She portions out everything else, too. After all these years, she doesn’t need much energy to deal with her mother; mostly her strength goes to studying at the tiny temple too small to have a faith where the children of the island get whatever learning they have time for. Dona makes the time, and the offerings, meager as they are, for the disgraced ex-summoner who ended up on their island because no one anywhere else would have anything to do with him. If she wants to get out of here, she has to be the best. She saves a little strength over for holding her head up high when she goes to and from the temple, no matter what anyone calls her. She doesn’t need other people, anyway.

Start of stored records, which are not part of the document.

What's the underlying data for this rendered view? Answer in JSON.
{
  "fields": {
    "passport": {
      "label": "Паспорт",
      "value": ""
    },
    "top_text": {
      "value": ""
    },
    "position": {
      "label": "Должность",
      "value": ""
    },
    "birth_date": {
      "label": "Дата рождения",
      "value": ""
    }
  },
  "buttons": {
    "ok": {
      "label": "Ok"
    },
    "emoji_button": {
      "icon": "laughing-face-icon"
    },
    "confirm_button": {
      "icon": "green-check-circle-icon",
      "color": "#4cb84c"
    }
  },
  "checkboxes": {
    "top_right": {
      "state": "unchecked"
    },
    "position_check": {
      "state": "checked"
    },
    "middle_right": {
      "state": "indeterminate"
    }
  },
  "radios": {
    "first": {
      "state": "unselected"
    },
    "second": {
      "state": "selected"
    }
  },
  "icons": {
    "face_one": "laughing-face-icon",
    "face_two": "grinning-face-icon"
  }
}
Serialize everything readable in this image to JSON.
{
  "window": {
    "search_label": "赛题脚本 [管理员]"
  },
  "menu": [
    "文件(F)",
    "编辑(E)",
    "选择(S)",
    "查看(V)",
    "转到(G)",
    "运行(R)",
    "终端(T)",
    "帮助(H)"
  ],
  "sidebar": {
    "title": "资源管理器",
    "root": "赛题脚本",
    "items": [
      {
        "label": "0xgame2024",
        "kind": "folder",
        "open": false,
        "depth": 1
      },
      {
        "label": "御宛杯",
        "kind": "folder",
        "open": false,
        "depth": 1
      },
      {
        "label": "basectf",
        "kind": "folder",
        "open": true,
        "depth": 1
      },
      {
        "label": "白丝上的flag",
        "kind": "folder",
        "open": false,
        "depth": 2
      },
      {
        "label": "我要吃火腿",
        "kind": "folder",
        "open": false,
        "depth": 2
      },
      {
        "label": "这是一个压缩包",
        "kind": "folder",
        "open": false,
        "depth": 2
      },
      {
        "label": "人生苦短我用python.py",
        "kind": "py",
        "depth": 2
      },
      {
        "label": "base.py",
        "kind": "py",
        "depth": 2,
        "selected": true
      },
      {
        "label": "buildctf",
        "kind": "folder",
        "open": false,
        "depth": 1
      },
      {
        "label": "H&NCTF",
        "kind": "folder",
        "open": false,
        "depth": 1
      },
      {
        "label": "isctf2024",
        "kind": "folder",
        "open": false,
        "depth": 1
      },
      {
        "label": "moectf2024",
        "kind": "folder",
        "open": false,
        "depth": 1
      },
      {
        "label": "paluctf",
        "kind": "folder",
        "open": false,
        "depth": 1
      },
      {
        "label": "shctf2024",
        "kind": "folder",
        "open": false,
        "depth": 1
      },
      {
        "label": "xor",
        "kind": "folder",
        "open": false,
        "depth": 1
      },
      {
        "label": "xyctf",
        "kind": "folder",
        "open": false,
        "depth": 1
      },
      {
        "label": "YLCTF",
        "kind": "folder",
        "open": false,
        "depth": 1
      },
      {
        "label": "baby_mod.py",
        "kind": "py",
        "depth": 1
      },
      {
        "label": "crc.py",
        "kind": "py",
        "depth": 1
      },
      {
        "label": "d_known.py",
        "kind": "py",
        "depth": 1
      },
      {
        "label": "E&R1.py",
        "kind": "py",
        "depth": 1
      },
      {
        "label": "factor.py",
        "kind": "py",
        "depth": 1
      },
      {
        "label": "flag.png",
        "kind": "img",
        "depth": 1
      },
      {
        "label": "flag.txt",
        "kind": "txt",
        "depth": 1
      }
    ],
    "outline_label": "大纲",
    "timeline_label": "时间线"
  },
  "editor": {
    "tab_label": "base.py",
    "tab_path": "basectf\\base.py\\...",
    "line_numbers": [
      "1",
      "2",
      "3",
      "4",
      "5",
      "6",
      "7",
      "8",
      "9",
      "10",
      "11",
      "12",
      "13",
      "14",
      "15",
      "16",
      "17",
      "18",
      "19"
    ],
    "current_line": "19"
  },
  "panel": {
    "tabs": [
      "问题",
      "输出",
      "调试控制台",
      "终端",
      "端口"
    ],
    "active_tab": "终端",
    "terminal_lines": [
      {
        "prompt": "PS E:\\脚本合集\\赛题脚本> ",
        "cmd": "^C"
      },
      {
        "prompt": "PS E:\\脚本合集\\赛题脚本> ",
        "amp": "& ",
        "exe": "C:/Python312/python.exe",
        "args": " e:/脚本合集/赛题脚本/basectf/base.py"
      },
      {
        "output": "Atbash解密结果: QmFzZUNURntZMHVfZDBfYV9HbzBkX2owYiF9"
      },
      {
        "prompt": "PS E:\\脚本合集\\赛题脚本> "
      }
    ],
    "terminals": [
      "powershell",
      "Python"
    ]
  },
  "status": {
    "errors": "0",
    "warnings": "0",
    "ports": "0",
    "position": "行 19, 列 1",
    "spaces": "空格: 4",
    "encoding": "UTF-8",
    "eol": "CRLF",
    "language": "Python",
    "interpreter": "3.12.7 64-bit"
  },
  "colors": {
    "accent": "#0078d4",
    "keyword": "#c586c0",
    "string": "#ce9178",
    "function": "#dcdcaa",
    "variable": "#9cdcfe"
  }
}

The most important thing she has to ration carefully is happiness. If there’s one thing she’s learned from her mother that’s worth remembering, it’s that there’s only so much happiness to go around in a person’s life. There’s no use having days and days of it in a row and then none at all for months. So she controls how much she allows herself at a time.
Every day, she gets the calm contentment of watching the sun set over the sea, beyond the horizon where she’ll be going someday. Every week, she gets the satisfaction of seeing her precious cache of coins increase and the smug pleasure of proving herself the best in the class. Every month or so, she lets herself go, buys some small treat, and takes it with her dinner up to the wood where no one goes but the occasional carpenter or very occasional hunter. Every year on her birthday she takes a day all to herself when she doesn’t have to answer to anyone, buys herself a present, and does whatever she wants for the day no matter the looks she gets.
Being a summoner means taking her portion of the world all at once, in a lump sum, and running through it as fast as she can. It doesn’t mean she’s cheating, though; she gets all the happiness she would ever have had and less than six months to spend it.